As their name implies, pastors' wives work with their husbands when they are priests or preachers. However, that does not mean that they cannot also work outside the church with other people. For example, a female secretary could work with a male pastor because he would be representing the church when dealing with other people. A female church worker might have interactions with both men and women within the church community.
In conclusion, can a pastor's wife work with a pastor? Yes, it is possible for a pastor's wife to work with her husband even if she is not paid. However, she will need to be aware of what type of work she is doing so she does not violate any laws by acting in an unofficial capacity as a minister's wife.
Pastors may or may not have extensive professional training in psychological counseling, including marital and family therapy. Those with a focus on counseling or chaplaincy must complete a large amount of counseling training. As a result, your pastor may or may not be trained to assist you with your marital troubles. It is best to ask him or her about their level of training and experience.
If your pastor does have training in marriage counseling, they may or may not be licensed professionals. They will most likely have taken additional classes to become certified. Pastors who are not licensed therapists might offer some simple counseling techniques such as role-playing or discussing different options for resolving problems. These are often called "faith-based" approaches because they rely on the fact that God wants us to get help when we're struggling with something important to our faith.

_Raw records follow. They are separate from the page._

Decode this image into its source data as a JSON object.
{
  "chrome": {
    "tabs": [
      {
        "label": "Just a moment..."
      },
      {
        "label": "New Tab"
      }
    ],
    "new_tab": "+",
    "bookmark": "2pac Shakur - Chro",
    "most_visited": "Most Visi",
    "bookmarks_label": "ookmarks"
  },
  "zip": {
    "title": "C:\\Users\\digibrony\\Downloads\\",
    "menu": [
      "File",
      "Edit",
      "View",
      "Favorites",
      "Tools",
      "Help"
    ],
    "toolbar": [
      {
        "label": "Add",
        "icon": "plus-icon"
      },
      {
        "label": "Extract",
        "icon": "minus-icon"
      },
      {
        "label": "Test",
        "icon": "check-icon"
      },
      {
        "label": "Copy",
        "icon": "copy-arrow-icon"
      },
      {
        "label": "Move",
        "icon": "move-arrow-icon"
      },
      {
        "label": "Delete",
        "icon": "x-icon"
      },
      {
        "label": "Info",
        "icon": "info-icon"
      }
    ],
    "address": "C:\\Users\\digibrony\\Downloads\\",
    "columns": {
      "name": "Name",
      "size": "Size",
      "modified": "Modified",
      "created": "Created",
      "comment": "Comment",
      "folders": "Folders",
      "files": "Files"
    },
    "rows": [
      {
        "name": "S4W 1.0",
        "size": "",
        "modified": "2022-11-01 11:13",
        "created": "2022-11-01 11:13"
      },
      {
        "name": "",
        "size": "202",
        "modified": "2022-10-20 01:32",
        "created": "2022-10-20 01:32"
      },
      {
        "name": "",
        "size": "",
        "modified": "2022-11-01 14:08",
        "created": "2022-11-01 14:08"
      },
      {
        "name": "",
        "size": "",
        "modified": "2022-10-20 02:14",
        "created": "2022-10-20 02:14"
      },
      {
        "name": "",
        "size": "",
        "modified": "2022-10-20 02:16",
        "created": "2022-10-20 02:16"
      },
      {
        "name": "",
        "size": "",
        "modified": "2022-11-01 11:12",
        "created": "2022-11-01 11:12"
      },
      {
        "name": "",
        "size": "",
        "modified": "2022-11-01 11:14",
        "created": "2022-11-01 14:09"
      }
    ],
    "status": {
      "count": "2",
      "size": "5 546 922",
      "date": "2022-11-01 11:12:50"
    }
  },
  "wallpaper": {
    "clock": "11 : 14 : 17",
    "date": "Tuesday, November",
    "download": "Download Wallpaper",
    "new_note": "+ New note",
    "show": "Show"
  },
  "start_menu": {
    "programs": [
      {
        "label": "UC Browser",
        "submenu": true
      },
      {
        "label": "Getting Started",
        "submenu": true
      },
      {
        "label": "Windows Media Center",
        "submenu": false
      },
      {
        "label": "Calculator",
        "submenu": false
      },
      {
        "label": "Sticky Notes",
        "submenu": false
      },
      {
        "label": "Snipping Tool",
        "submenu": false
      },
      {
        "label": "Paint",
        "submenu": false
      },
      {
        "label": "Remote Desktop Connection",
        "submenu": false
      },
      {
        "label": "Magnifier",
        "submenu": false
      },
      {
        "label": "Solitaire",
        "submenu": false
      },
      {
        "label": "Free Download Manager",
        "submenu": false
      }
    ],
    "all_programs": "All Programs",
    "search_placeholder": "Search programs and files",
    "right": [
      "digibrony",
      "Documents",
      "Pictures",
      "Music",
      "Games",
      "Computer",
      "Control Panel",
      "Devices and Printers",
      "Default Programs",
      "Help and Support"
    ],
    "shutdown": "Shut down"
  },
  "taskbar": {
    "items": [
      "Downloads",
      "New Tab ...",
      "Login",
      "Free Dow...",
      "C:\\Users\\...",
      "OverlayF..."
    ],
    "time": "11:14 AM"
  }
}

It is important to realize that just because someone has an office title like "pastor" doesn't mean they are qualified to counsel people professionally. If you have marital issues that need attention, consider asking for help from someone who has completed appropriate training programs. In addition, remember that Jesus was human too -- he got married and had relationships that didn't work out. So if you're looking for divine guidance on marriage and family matters, don't hesitate to seek out a qualified professional.
In conclusion, pastors may or may not have extensive professional training in psychological counseling.